To improve health club retention, evaluate whether you are delivering on your promises and helping members meet their goals.
During my 20-year career, I have watched this industry from the outside but also from the trenches. I have watched the evolution from infancy to where we exist now and noticed that most health clubs are still facing the same challenges they've been experiencing for decades.
Most clubs mainly function as equipment rental facilities. Some are flashier and cost more than others, but, fundamentally, they exist to rent members their space and equipment. It may not be what is promised and it may not be the intention of the business, but this is what happens.
Have you ever stopped to wonder why the sales quota gets achieved month after month, yet usage remains static? It is because the people who purchase the membership in hopes of achieving their goals never do that. This is not a complete indictment of the facility, as each member has a personal responsibility to be dedicated and use the resources available to them for their fitness purposes. However, to this day, facility marketing often centers on weight loss and body transformational changes but only provide members with equipment. Maybe in your facility you offer to teach people to use some of this equipment in an orientation and maybe you offer personal training, but how many people join, show up for a while, then never come back, forcing the business model to focus on replacing the missing clients with new ones?
Ultimately, you do not have a sales problem. You have a retention problem. Retention is achieved by the combination of building relationships with your members and giving them the tools, teaching them the skills and providing the support to allow them to be successful in achieving their goals. Basically, your members need to know that you actually care about them and that you can and do help them.
Most members join your facility with the goal of losing weight. Your facility is simply the vehicle that they believe will aid them in attaining the goal. But what happens three months after members join when they have gone through their initial and free personal training sessions, they are bored with their workout, and they are not achieving the results they expected when they joined? They probably have not developed a warm relationship with the club or staff, and they have either decreased the frequency of their visits or ceased coming altogether. Where many fitness studios get it right is providing fantastic and complete fitness services. Additionally, some studios specialize in providing weight control education through nutrition coaching and personalized support.
With the ever-growing amount of competition in the fitness arena, the consistent failures of the individual to achieve the results they seek and the nonstop bombardment of marketing promises they receive (through radio, TV, billboards and social media), the member is left frustrated, confused and searching for another new solution. What they are doing is viewing your club as a failure and looking for another solution. Maybe they realize they need to exercise so they view the low-cost competitor, or they try a big-box solution, or they join a weight loss or diet program, or they move onto the next "or."
You have lost this member. They may still be paying you for the membership, but when their contract expires, they will move on, if they have not already.
To evaluate where your club might be going off track, ask yourself the following questions about members and the solutions that you provide to them:
- Why has this member joined?

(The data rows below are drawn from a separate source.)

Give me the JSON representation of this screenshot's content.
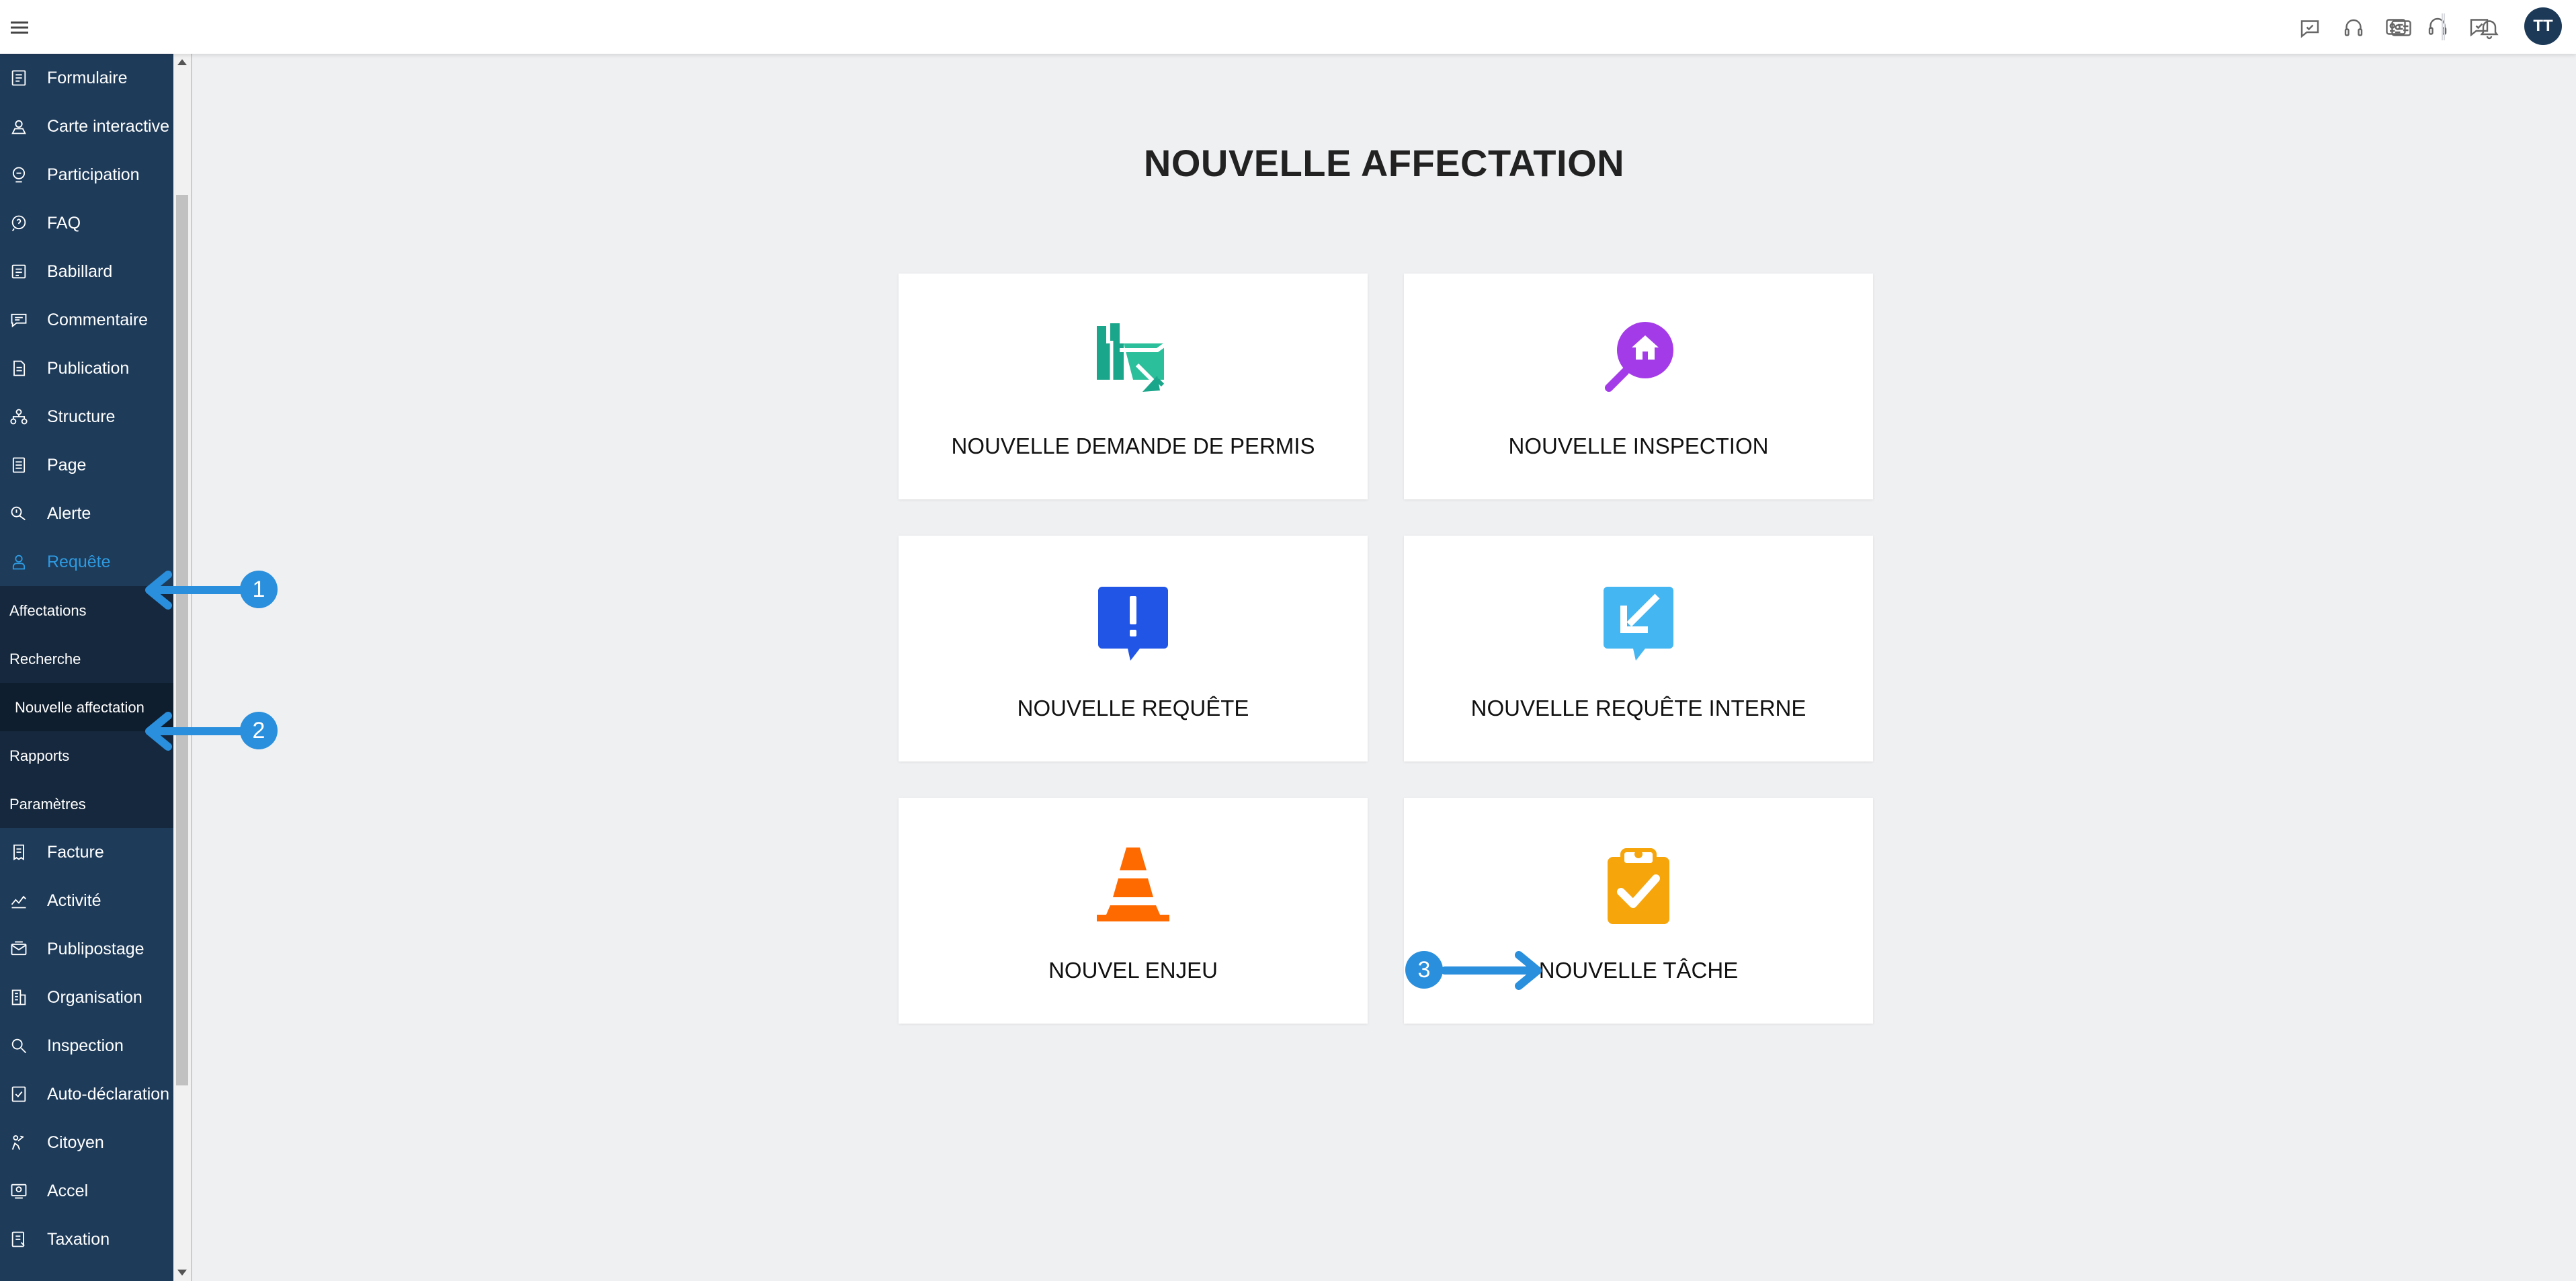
{
  "page": {
    "title": "NOUVELLE AFFECTATION"
  },
  "topbar": {
    "avatar_initials": "TT",
    "icons": [
      "chat-icon",
      "headset-icon",
      "id-card-icon",
      "bell-icon"
    ]
  },
  "sidebar": {
    "items": [
      {
        "label": "Formulaire",
        "icon": "form-icon"
      },
      {
        "label": "Carte interactive",
        "icon": "map-icon"
      },
      {
        "label": "Participation",
        "icon": "participation-icon"
      },
      {
        "label": "FAQ",
        "icon": "faq-icon"
      },
      {
        "label": "Babillard",
        "icon": "board-icon"
      },
      {
        "label": "Commentaire",
        "icon": "comment-icon"
      },
      {
        "label": "Publication",
        "icon": "publication-icon"
      },
      {
        "label": "Structure",
        "icon": "structure-icon"
      },
      {
        "label": "Page",
        "icon": "page-icon"
      },
      {
        "label": "Alerte",
        "icon": "alert-icon"
      },
      {
        "label": "Requête",
        "icon": "request-icon",
        "active": true
      }
    ],
    "subitems": [
      {
        "label": "Affectations"
      },
      {
        "label": "Recherche"
      },
      {
        "label": "Nouvelle affectation",
        "selected": true
      },
      {
        "label": "Rapports"
      },
      {
        "label": "Paramètres"
      }
    ],
    "items_after": [
      {
        "label": "Facture",
        "icon": "invoice-icon"
      },
      {
        "label": "Activité",
        "icon": "activity-icon"
      },
      {
        "label": "Publipostage",
        "icon": "mail-icon"
      },
      {
        "label": "Organisation",
        "icon": "organisation-icon"
      },
      {
        "label": "Inspection",
        "icon": "inspection-icon"
      },
      {
        "label": "Auto-déclaration",
        "icon": "self-declaration-icon"
      },
      {
        "label": "Citoyen",
        "icon": "citizen-icon"
      },
      {
        "label": "Accel",
        "icon": "accel-icon"
      },
      {
        "label": "Taxation",
        "icon": "taxation-icon"
      }
    ]
  },
  "cards": [
    {
      "label": "NOUVELLE DEMANDE DE PERMIS",
      "icon": "permit-map-icon",
      "color": "#1aa68a"
    },
    {
      "label": "NOUVELLE INSPECTION",
      "icon": "inspection-search-icon",
      "color": "#a43be8"
    },
    {
      "label": "NOUVELLE REQUÊTE",
      "icon": "request-exclamation-icon",
      "color": "#2155e6"
    },
    {
      "label": "NOUVELLE REQUÊTE INTERNE",
      "icon": "internal-request-icon",
      "color": "#44b6f2"
    },
    {
      "label": "NOUVEL ENJEU",
      "icon": "traffic-cone-icon",
      "color": "#ff6a00"
    },
    {
      "label": "NOUVELLE TÂCHE",
      "icon": "clipboard-check-icon",
      "color": "#f6a50a"
    }
  ],
  "annotations": [
    {
      "number": "1"
    },
    {
      "number": "2"
    },
    {
      "number": "3"
    }
  ],
  "colors": {
    "sidebar_bg": "#1e3b5a",
    "sidebar_sub_bg": "#16283d",
    "active_blue": "#2e9ae0",
    "annotation_blue": "#2a8fdc",
    "avatar_bg": "#1c3a58"
  }
}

What are they looking to accomplish?
- Have we laid out a plan in which they will be successful or have we left it up to them?
- Do we have the tools and resources in place for them (including nutritional support, products, educational materials and support) to be successful?
- Have we created a viable, economic solution for them so they will not seek out other methods beyond our club?
- Are we one-stop shopping for all of their fitness and weight control needs?
- If we do in fact have these tools and systems in place, then why do my members consistently leave?
It all starts with delivering on your promises and delivering on the reason that they joined. For more information about how to improve retention in your facility and avoid common mistakes, attend my session, "What Now? The Sale Was the Easy Part," from 8:45 a.m. to 10 a.m. on Thursday, Oct. 24, at the Club Industry Conference and Exposition.
Robert DeVito is the president of Innovation Fitness Solutions, which provides proprietary fitness and weight management programming and staff education and offers health club business consulting. He has served the fitness industry in various capacities for 20 years, has certified more than 10,000 fitness professionals and consulted with more than 200 health clubs.